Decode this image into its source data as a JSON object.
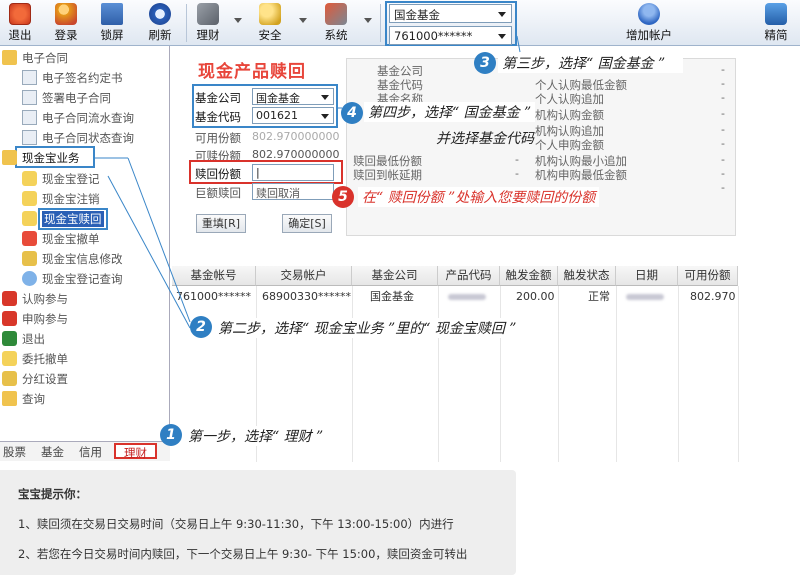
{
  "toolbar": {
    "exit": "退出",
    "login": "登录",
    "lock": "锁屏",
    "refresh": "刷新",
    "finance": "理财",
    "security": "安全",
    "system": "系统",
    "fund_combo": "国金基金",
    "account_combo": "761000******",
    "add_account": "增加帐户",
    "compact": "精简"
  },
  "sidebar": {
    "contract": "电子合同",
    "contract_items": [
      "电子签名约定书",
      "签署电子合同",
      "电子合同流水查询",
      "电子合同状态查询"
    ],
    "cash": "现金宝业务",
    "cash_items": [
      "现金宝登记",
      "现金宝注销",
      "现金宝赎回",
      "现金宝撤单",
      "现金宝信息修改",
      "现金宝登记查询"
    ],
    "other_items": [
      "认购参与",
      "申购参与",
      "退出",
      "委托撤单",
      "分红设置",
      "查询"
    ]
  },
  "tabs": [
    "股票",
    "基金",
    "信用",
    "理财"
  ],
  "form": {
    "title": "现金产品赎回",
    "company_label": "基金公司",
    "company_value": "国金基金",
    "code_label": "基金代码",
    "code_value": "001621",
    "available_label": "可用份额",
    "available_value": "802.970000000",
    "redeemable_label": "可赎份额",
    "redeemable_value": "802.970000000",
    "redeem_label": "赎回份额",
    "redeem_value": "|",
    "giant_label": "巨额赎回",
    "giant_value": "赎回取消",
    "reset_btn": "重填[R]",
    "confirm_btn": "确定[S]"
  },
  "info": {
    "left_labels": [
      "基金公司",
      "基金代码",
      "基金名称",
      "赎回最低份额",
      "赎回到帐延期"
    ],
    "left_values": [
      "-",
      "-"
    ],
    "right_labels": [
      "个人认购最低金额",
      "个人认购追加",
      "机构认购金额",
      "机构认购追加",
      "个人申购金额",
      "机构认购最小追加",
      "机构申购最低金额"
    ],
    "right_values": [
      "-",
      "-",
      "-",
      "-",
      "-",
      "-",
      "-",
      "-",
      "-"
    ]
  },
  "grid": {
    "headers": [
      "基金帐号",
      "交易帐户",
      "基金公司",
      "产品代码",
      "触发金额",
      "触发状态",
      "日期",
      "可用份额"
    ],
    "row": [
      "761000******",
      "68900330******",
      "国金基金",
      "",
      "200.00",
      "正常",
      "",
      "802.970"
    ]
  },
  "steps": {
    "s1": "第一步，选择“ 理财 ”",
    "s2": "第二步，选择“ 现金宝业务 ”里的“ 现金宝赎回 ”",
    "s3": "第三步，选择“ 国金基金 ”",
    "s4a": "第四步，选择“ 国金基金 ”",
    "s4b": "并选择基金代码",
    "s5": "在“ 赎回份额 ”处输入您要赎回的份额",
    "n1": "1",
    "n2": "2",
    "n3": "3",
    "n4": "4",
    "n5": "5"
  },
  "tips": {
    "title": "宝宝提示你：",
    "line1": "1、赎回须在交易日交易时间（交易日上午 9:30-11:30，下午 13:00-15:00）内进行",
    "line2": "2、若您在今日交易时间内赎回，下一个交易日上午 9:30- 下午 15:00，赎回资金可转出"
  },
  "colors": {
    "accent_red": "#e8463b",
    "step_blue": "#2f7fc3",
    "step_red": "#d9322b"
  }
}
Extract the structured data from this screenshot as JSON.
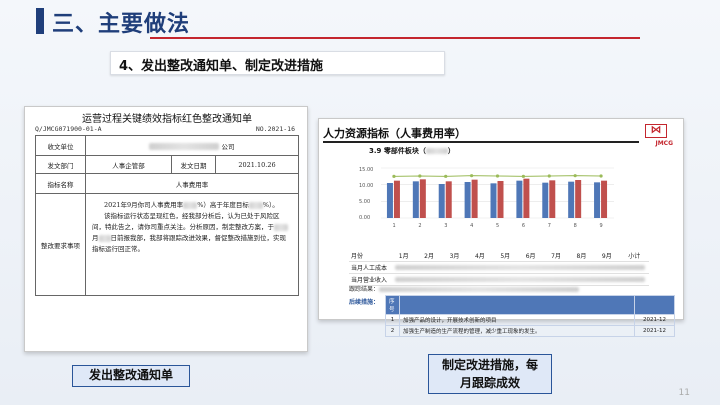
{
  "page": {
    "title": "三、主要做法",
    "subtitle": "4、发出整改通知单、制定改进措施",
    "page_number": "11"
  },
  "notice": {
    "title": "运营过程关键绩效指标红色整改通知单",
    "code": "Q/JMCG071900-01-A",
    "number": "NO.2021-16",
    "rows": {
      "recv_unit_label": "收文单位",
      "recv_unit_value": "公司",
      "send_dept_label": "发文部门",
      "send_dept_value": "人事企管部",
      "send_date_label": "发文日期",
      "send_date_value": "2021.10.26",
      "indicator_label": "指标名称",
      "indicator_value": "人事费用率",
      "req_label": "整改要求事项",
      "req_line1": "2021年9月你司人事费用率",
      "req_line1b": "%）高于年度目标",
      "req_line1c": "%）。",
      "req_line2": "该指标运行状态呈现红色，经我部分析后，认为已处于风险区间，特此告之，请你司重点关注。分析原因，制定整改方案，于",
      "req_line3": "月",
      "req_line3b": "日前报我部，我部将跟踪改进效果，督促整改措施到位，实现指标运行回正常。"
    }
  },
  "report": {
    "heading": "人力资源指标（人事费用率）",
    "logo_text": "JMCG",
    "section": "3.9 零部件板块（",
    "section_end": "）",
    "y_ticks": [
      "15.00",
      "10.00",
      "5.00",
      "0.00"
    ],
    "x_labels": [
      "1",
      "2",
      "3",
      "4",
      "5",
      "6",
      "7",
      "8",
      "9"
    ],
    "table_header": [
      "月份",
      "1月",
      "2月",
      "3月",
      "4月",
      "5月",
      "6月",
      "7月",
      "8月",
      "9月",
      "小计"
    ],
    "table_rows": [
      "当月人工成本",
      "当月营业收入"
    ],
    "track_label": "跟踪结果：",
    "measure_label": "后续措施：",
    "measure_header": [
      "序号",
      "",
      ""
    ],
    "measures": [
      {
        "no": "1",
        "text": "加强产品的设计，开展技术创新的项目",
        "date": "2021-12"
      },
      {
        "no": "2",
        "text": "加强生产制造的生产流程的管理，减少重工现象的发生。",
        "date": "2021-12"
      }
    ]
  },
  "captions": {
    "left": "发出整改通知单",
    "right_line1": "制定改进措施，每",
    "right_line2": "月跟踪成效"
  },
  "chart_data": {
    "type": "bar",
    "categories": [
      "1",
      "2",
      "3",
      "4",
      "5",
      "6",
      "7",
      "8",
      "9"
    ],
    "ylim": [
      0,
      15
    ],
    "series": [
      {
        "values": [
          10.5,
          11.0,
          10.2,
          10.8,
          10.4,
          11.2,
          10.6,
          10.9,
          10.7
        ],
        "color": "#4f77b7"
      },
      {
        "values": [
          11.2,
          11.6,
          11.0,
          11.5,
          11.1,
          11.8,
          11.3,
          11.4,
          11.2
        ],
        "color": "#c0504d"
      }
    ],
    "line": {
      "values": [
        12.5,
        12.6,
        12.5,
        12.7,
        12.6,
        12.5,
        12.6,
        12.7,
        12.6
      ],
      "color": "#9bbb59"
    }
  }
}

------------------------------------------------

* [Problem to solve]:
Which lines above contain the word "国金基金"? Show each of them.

* [Exercise output]:
    "fund_combo": "国金基金",
    "company_value": "国金基金",
      "国金基金",
    "s3": "第三步，选择“ 国金基金 ”",
    "s4a": "第四步，选择“ 国金基金 ”",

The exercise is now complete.